- _Assignment_:
If a line in the data below contains "JSON", copy it.

- _Provided data_:
+++

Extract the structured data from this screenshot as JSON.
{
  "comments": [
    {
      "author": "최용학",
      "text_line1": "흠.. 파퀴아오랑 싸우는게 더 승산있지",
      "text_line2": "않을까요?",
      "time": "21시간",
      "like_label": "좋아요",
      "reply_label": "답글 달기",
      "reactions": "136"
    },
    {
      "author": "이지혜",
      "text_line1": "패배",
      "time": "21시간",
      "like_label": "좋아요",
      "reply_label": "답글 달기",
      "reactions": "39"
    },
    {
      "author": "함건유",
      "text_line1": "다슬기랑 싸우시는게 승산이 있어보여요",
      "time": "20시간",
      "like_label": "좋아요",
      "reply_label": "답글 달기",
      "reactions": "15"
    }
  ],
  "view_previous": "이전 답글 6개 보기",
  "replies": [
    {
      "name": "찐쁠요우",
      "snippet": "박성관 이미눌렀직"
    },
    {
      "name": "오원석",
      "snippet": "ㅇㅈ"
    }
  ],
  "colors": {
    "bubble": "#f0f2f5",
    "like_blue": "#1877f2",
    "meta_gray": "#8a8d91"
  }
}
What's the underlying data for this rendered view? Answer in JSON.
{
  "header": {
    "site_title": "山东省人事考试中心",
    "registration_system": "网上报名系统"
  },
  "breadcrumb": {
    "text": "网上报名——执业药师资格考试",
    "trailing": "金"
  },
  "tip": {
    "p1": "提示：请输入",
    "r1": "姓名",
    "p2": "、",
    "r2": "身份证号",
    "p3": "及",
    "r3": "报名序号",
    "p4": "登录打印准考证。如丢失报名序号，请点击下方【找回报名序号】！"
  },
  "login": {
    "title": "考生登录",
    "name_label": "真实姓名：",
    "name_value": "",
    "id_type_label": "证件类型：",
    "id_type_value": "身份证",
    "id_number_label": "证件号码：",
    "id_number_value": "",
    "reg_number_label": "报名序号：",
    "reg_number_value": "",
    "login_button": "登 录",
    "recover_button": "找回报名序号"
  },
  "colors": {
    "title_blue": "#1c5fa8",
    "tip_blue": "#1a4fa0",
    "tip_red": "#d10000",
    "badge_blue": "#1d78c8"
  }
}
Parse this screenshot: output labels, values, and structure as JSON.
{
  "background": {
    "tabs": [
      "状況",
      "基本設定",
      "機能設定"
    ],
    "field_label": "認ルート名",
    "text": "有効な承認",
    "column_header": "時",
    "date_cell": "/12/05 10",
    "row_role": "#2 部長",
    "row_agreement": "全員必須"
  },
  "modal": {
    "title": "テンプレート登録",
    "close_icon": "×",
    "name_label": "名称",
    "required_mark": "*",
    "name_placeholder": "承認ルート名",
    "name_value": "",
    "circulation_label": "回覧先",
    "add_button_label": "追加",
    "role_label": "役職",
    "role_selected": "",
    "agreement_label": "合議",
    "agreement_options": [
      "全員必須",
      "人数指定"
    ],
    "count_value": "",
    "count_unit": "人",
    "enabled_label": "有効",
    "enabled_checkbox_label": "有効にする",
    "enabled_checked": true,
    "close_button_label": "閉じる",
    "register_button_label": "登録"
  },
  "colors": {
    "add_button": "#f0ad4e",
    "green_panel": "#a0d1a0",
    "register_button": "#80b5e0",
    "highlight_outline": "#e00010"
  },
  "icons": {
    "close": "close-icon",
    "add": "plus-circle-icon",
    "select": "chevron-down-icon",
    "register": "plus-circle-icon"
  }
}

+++

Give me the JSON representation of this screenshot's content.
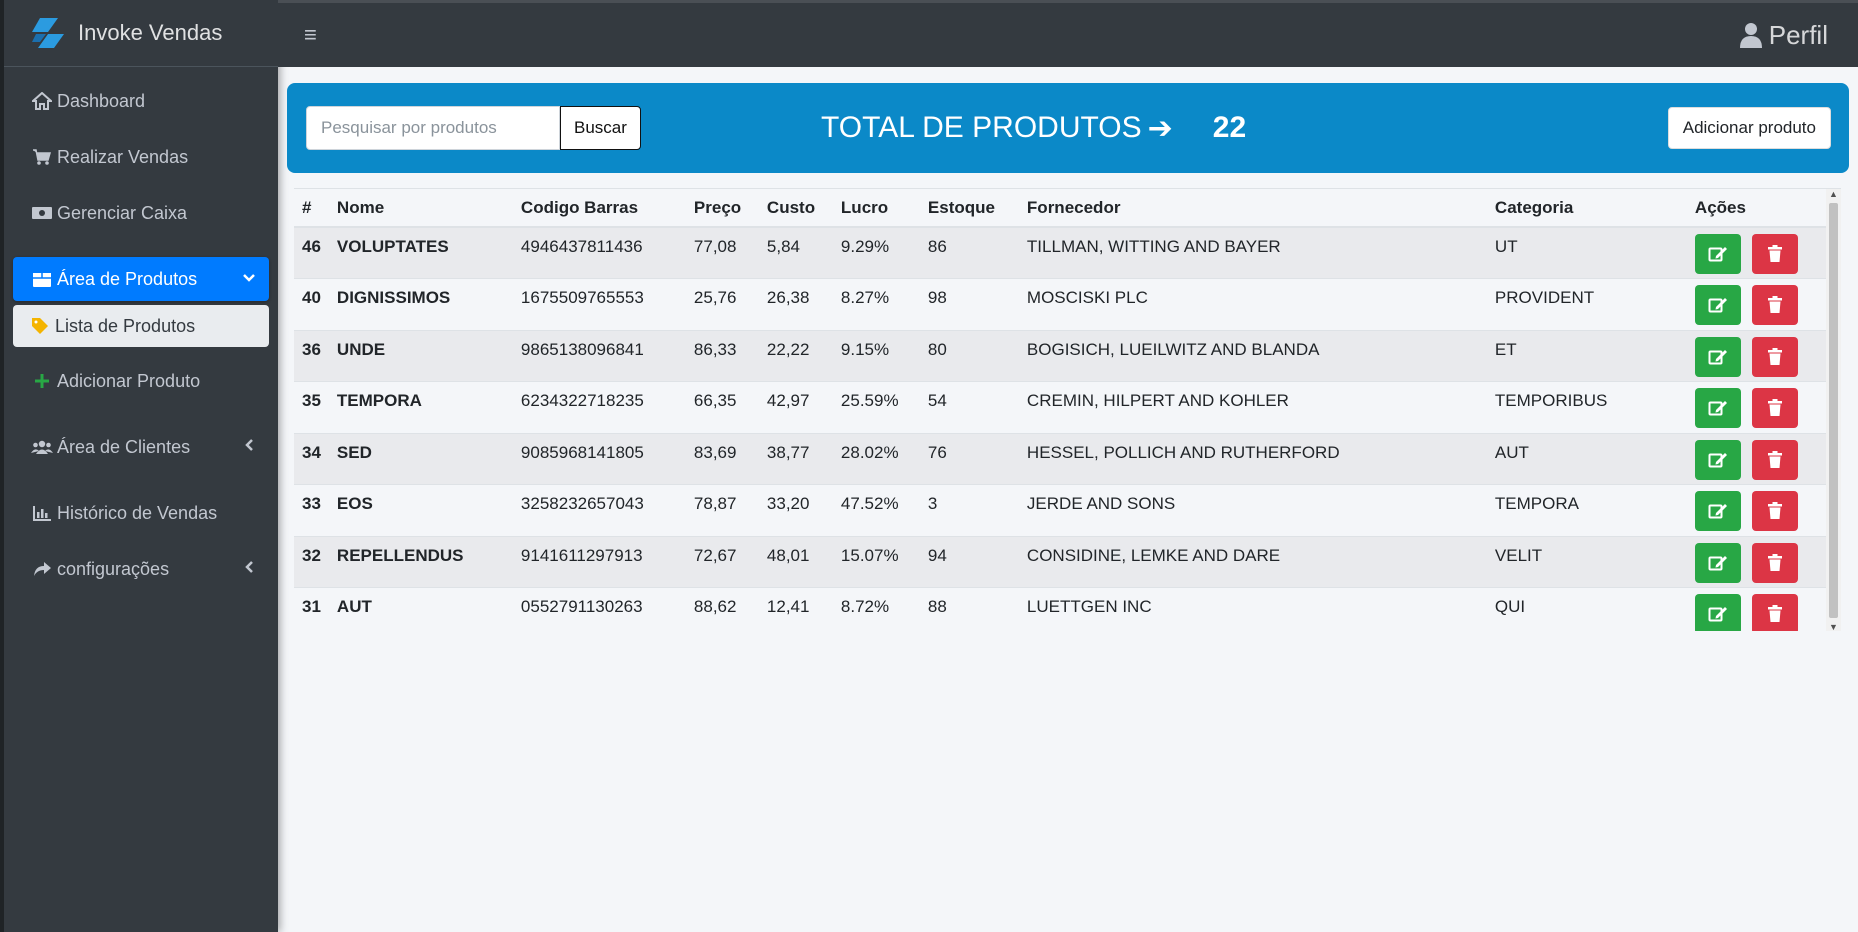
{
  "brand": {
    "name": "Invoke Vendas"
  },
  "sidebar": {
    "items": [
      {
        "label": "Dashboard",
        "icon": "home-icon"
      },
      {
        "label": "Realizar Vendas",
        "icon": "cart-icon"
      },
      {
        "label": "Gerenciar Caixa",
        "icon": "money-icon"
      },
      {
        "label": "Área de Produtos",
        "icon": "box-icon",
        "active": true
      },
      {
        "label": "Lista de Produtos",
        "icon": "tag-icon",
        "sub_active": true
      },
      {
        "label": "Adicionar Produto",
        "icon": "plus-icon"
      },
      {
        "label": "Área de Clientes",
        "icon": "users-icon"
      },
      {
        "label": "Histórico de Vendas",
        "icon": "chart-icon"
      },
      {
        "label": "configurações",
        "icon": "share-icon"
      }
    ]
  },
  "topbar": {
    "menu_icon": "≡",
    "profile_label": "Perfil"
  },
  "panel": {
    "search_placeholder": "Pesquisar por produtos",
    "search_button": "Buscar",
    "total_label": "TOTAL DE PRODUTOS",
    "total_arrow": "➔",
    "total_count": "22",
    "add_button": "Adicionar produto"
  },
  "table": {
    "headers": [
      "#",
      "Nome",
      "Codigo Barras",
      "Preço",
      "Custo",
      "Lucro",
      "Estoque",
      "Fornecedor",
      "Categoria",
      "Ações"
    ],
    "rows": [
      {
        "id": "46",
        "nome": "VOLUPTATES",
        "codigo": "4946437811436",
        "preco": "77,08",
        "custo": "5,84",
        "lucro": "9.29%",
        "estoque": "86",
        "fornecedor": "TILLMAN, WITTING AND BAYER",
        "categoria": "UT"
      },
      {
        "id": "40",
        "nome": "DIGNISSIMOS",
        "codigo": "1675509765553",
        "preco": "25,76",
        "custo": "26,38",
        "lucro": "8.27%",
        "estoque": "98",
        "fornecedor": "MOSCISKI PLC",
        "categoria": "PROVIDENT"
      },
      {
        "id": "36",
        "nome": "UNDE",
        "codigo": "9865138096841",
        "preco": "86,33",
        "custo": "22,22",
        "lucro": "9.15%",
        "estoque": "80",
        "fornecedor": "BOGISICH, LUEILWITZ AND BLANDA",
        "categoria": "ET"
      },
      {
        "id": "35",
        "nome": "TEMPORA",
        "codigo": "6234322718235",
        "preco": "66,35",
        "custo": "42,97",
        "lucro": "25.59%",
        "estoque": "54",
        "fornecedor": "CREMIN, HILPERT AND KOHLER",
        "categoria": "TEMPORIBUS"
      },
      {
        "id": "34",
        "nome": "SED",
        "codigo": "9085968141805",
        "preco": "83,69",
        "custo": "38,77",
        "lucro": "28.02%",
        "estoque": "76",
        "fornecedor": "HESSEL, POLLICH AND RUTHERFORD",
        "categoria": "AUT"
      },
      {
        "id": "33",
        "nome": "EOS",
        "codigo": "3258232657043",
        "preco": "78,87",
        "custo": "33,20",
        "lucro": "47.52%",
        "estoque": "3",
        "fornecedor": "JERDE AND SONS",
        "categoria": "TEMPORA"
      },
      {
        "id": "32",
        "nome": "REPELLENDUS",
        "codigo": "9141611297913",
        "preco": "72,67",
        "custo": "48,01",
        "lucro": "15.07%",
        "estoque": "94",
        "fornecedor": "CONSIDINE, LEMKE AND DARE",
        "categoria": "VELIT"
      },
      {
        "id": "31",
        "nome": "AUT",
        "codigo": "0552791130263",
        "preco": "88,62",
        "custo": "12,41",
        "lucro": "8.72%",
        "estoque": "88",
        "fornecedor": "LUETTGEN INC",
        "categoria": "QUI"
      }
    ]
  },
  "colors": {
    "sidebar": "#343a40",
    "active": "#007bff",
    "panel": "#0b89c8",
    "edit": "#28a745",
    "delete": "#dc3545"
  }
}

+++

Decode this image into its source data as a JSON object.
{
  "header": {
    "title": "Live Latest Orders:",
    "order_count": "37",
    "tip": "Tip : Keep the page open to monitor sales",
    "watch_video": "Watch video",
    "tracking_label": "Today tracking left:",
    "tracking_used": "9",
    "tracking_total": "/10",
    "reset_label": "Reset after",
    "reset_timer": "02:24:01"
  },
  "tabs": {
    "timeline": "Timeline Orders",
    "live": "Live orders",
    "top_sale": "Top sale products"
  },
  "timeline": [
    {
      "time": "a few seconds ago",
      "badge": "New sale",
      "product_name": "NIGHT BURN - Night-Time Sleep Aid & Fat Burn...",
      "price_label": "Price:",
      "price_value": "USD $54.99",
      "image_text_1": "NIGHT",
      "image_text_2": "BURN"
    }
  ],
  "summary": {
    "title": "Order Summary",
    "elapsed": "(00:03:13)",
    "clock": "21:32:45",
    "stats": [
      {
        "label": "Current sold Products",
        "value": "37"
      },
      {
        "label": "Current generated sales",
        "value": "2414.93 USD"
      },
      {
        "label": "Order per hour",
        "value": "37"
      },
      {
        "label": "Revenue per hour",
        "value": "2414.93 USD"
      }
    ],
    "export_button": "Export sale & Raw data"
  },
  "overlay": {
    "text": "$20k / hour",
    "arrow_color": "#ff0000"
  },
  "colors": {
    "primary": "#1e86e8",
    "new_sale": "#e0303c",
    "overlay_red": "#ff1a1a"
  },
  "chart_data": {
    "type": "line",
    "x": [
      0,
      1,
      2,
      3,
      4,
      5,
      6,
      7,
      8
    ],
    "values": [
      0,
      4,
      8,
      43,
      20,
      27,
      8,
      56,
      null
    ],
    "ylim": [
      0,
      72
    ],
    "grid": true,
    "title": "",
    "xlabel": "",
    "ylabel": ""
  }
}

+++

- _Exercise response_:
Extract the structured data from this screenshot as JSON.
What's the underlying data for this rendered view? Answer in JSON.
Parse this screenshot: output labels, values, and structure as JSON.
Give me the JSON representation of this screenshot's content.
Decode this image into its source data as a JSON object.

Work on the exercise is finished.